[PROBLEM REQUIREMENTS] Copy the records word for word, omitting all pictures.

(DATA PROVIDED)

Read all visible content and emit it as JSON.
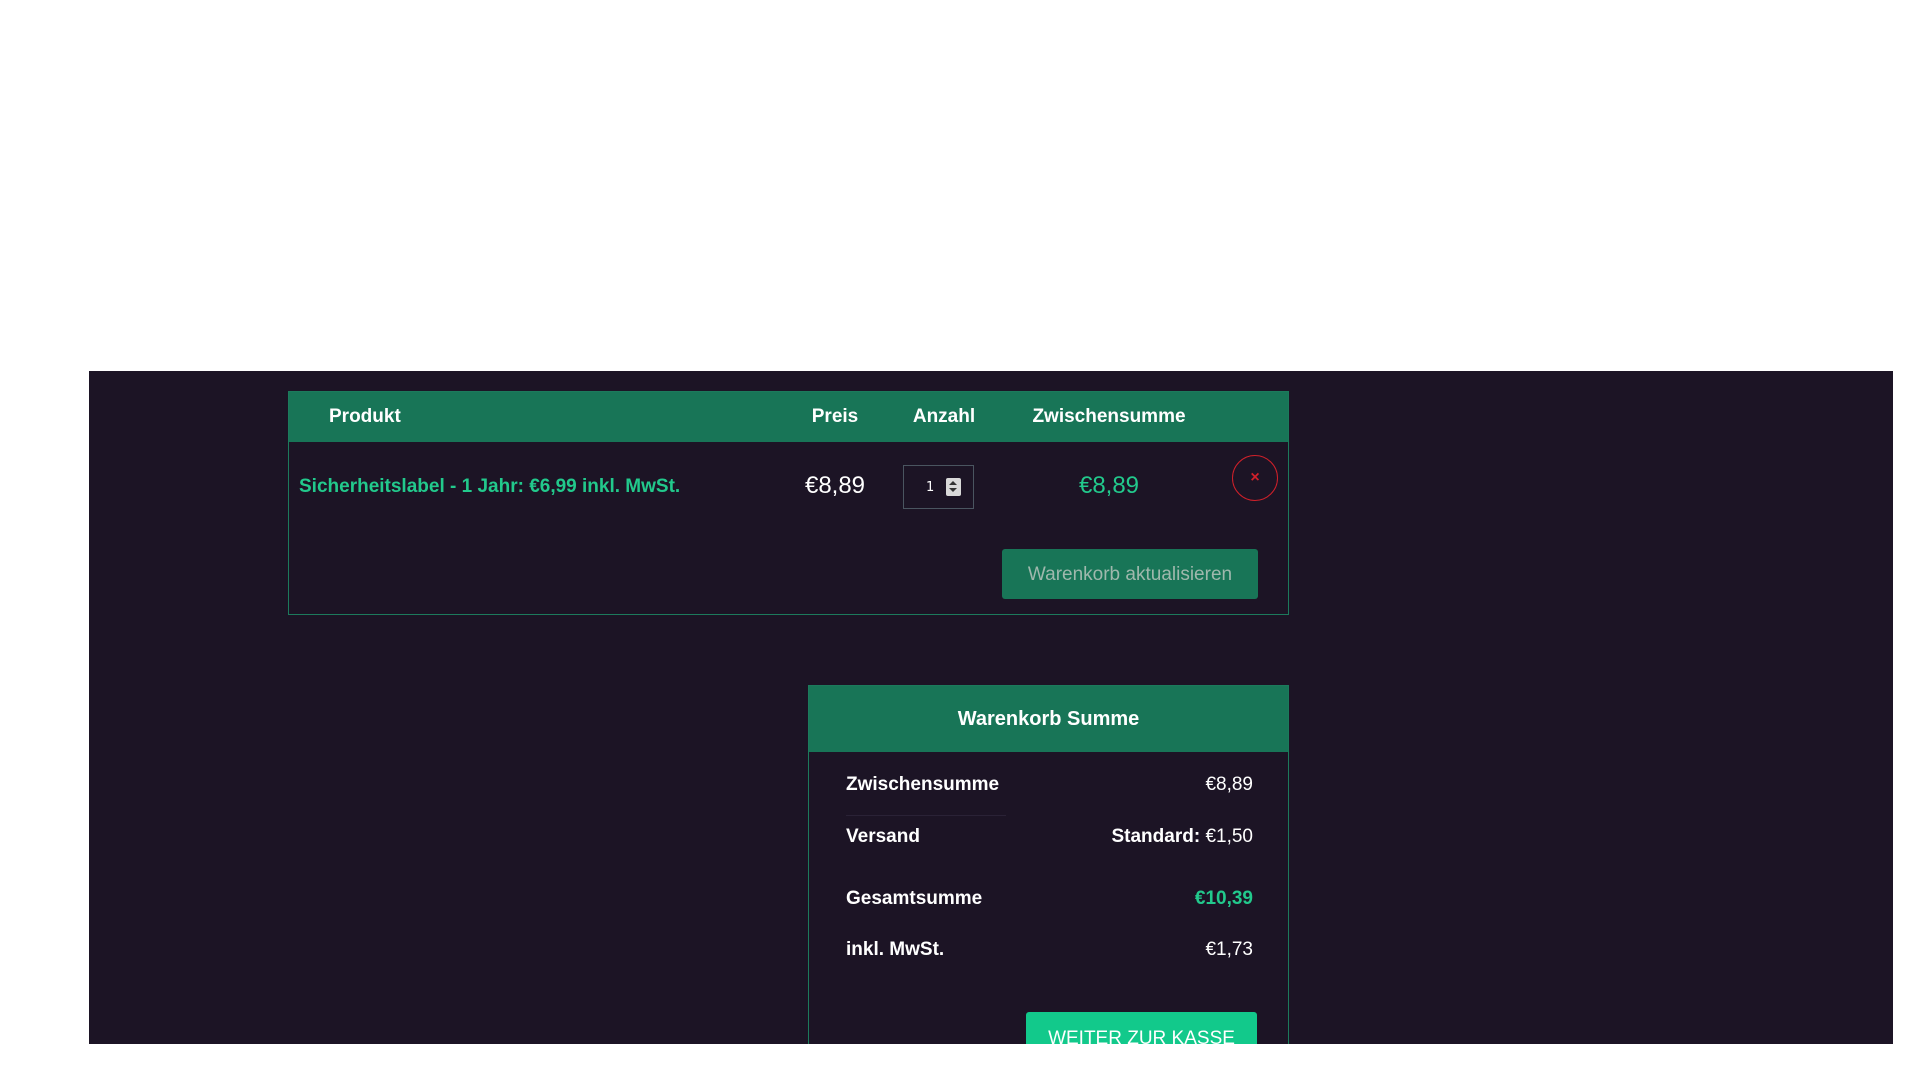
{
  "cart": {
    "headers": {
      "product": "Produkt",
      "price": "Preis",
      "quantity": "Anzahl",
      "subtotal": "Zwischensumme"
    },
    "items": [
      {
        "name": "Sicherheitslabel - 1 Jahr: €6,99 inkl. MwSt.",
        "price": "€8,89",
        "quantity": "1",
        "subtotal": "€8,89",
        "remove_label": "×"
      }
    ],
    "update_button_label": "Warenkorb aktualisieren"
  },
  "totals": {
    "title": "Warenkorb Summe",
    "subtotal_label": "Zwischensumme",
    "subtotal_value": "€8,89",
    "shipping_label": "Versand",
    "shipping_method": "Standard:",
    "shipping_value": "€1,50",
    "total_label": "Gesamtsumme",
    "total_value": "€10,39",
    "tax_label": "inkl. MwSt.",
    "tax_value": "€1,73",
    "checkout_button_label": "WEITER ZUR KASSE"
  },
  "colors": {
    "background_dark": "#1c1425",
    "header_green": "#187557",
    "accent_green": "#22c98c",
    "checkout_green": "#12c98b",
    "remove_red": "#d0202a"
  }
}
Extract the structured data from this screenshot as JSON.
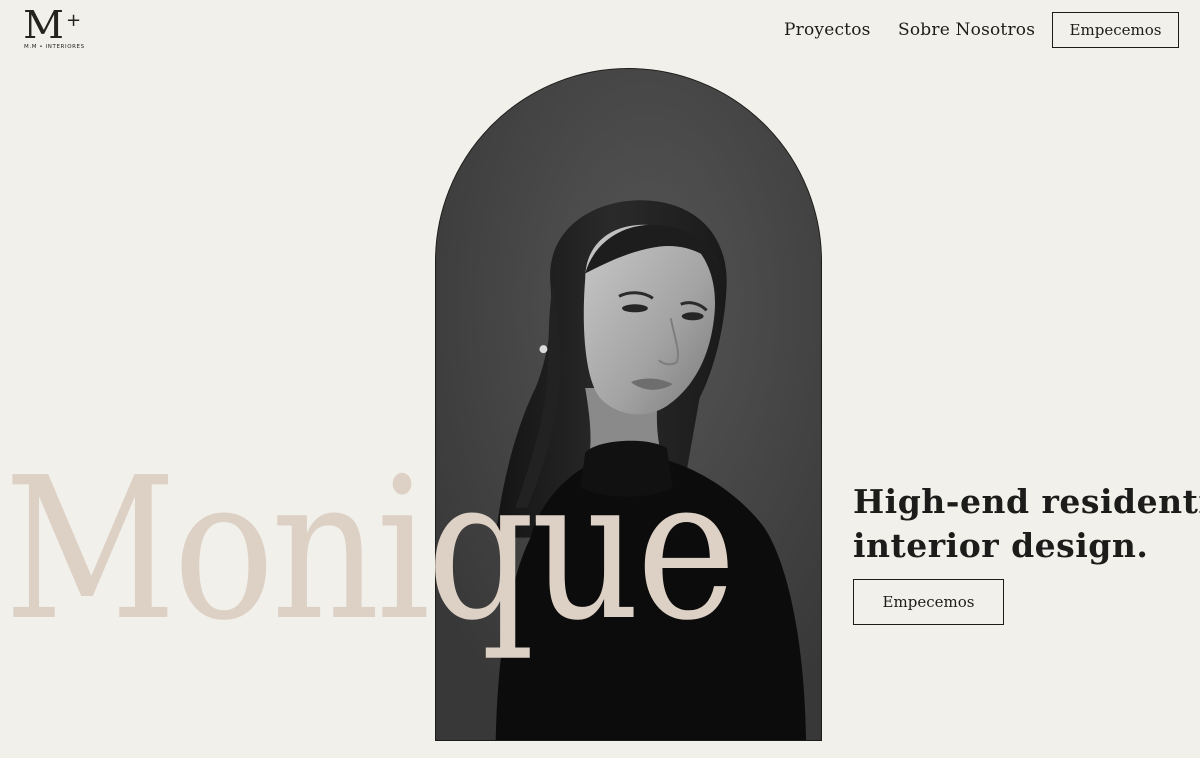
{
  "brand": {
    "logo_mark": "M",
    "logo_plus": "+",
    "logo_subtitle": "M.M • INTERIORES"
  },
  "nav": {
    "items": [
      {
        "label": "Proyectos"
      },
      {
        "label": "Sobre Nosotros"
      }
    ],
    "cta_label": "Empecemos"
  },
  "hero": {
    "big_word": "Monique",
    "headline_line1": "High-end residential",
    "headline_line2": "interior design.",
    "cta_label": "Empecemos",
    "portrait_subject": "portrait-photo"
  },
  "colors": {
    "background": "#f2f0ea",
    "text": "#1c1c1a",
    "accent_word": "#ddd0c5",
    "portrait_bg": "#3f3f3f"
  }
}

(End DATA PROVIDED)

[WORKED SOLUTION]
Read all visible content and emit it as JSON.
{
  "cart": {
    "headers": {
      "product": "Produkt",
      "price": "Preis",
      "quantity": "Anzahl",
      "subtotal": "Zwischensumme"
    },
    "items": [
      {
        "name": "Sicherheitslabel - 1 Jahr: €6,99 inkl. MwSt.",
        "price": "€8,89",
        "quantity": "1",
        "subtotal": "€8,89",
        "remove_label": "×"
      }
    ],
    "update_button_label": "Warenkorb aktualisieren"
  },
  "totals": {
    "title": "Warenkorb Summe",
    "subtotal_label": "Zwischensumme",
    "subtotal_value": "€8,89",
    "shipping_label": "Versand",
    "shipping_method": "Standard:",
    "shipping_value": "€1,50",
    "total_label": "Gesamtsumme",
    "total_value": "€10,39",
    "tax_label": "inkl. MwSt.",
    "tax_value": "€1,73",
    "checkout_button_label": "WEITER ZUR KASSE"
  },
  "colors": {
    "background_dark": "#1c1425",
    "header_green": "#187557",
    "accent_green": "#22c98c",
    "checkout_green": "#12c98b",
    "remove_red": "#d0202a"
  }
}
Extract the structured data from this screenshot as JSON.
{
  "brand": {
    "logo_mark": "M",
    "logo_plus": "+",
    "logo_subtitle": "M.M • INTERIORES"
  },
  "nav": {
    "items": [
      {
        "label": "Proyectos"
      },
      {
        "label": "Sobre Nosotros"
      }
    ],
    "cta_label": "Empecemos"
  },
  "hero": {
    "big_word": "Monique",
    "headline_line1": "High-end residential",
    "headline_line2": "interior design.",
    "cta_label": "Empecemos",
    "portrait_subject": "portrait-photo"
  },
  "colors": {
    "background": "#f2f0ea",
    "text": "#1c1c1a",
    "accent_word": "#ddd0c5",
    "portrait_bg": "#3f3f3f"
  }
}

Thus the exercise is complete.